__Exercise details__. Report every line in the listing that contains the string "date".

__________

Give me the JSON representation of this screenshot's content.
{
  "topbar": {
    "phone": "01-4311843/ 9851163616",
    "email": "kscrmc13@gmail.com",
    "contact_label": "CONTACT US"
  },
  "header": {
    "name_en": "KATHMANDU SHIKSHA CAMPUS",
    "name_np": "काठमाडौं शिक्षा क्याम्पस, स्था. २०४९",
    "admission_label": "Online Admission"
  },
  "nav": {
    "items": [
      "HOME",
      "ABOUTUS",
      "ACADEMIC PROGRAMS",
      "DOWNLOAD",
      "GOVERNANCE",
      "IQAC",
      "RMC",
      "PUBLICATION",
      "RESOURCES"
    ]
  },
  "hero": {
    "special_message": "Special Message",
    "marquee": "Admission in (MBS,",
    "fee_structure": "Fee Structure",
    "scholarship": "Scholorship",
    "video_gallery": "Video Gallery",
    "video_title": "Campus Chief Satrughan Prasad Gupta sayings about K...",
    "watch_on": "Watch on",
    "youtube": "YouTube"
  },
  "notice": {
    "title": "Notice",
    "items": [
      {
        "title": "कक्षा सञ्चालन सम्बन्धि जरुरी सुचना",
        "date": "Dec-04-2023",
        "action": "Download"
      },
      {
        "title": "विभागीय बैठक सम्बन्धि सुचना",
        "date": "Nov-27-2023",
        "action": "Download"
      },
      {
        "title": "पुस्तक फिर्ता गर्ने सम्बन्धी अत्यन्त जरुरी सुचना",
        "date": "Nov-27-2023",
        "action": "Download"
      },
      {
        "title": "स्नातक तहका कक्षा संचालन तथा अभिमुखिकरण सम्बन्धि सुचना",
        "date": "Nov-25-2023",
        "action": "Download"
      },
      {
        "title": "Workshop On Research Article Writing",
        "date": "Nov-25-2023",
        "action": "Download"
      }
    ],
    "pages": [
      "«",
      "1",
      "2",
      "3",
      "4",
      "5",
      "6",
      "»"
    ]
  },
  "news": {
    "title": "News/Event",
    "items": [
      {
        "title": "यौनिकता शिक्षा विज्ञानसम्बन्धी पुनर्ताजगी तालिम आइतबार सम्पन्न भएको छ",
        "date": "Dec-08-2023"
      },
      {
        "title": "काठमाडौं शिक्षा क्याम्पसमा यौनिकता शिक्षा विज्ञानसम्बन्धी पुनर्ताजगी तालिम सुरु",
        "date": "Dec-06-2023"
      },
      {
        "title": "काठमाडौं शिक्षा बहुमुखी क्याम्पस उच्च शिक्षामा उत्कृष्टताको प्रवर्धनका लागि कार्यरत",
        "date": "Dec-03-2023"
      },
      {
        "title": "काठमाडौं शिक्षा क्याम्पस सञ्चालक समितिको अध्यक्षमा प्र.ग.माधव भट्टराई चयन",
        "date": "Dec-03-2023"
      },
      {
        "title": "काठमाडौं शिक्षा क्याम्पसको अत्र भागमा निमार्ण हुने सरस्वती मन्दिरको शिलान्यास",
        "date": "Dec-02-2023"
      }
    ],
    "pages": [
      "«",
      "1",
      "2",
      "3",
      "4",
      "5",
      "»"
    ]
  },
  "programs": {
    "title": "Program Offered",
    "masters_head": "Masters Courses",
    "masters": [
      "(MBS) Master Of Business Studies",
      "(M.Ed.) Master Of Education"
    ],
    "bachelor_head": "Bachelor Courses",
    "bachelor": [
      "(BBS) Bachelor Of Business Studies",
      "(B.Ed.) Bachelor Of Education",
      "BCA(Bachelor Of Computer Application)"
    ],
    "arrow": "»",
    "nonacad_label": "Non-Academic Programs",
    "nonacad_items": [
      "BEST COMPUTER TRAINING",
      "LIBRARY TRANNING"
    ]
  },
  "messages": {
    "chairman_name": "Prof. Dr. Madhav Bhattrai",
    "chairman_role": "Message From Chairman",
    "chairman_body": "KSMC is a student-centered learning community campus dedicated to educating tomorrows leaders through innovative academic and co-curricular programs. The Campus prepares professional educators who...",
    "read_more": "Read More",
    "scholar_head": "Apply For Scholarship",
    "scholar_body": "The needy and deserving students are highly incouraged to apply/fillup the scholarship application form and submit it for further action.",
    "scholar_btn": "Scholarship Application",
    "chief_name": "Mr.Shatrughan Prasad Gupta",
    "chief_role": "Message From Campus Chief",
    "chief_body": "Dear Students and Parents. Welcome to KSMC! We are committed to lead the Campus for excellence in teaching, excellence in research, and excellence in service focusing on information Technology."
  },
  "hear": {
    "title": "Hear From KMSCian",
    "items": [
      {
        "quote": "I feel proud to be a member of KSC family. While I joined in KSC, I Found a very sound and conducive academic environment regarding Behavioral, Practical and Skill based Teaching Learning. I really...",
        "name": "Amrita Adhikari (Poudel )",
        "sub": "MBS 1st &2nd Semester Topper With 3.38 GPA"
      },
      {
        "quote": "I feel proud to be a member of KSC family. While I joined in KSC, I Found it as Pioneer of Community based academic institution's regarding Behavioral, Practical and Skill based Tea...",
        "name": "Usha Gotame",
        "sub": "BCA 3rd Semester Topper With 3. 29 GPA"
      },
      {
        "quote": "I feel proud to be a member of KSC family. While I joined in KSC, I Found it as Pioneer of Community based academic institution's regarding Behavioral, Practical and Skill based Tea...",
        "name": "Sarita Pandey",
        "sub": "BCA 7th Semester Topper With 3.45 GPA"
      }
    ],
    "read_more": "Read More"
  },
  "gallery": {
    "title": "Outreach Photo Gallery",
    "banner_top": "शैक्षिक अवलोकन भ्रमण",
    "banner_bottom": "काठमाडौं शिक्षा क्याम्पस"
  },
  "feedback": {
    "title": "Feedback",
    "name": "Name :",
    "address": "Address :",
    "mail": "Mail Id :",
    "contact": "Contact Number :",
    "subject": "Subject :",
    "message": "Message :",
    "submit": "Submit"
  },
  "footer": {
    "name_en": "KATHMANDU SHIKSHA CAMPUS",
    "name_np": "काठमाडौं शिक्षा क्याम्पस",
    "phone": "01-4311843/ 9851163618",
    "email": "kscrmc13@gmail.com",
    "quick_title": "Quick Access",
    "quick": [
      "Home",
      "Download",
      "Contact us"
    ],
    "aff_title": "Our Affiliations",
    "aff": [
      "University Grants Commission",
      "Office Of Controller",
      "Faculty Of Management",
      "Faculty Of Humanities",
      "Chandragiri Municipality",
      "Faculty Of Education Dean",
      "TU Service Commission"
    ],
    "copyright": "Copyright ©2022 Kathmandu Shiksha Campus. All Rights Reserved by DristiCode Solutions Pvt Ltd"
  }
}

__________

__Output for this exercise__.
        "date": "Dec-04-2023",
        "date": "Nov-27-2023",
        "date": "Nov-27-2023",
        "date": "Nov-25-2023",
        "date": "Nov-25-2023",
        "date": "Dec-08-2023"
        "date": "Dec-06-2023"
        "date": "Dec-03-2023"
        "date": "Dec-03-2023"
        "date": "Dec-02-2023"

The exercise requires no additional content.